Work request
Find the lines below that contain the string "Package". Copy each one.

(Component data from apps and pages)
----------------
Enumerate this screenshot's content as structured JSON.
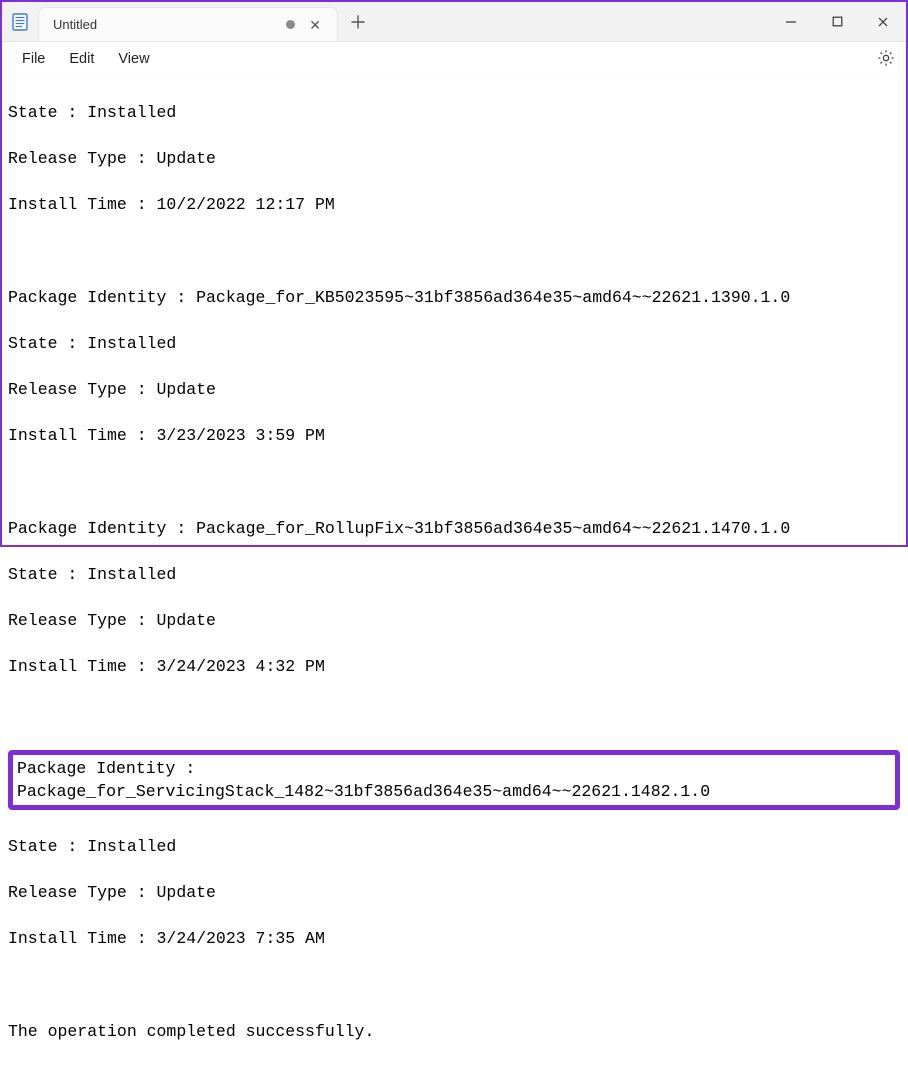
{
  "titlebar": {
    "tab_title": "Untitled"
  },
  "menubar": {
    "file": "File",
    "edit": "Edit",
    "view": "View"
  },
  "content": {
    "l01": "State : Installed",
    "l02": "Release Type : Update",
    "l03": "Install Time : 10/2/2022 12:17 PM",
    "blank1": " ",
    "l04": "Package Identity : Package_for_KB5023595~31bf3856ad364e35~amd64~~22621.1390.1.0",
    "l05": "State : Installed",
    "l06": "Release Type : Update",
    "l07": "Install Time : 3/23/2023 3:59 PM",
    "blank2": " ",
    "l08": "Package Identity : Package_for_RollupFix~31bf3856ad364e35~amd64~~22621.1470.1.0",
    "l09": "State : Installed",
    "l10": "Release Type : Update",
    "l11": "Install Time : 3/24/2023 4:32 PM",
    "blank3": " ",
    "highlighted": "Package Identity : Package_for_ServicingStack_1482~31bf3856ad364e35~amd64~~22621.1482.1.0",
    "l12": "State : Installed",
    "l13": "Release Type : Update",
    "l14": "Install Time : 3/24/2023 7:35 AM",
    "blank4": " ",
    "l15": "The operation completed successfully."
  }
}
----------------
Answer box
    "l04": "Package Identity : Package_for_KB5023595~31bf3856ad364e35~amd64~~22621.1390.1.0",
    "l08": "Package Identity : Package_for_RollupFix~31bf3856ad364e35~amd64~~22621.1470.1.0",
    "highlighted": "Package Identity : Package_for_ServicingStack_1482~31bf3856ad364e35~amd64~~22621.1482.1.0",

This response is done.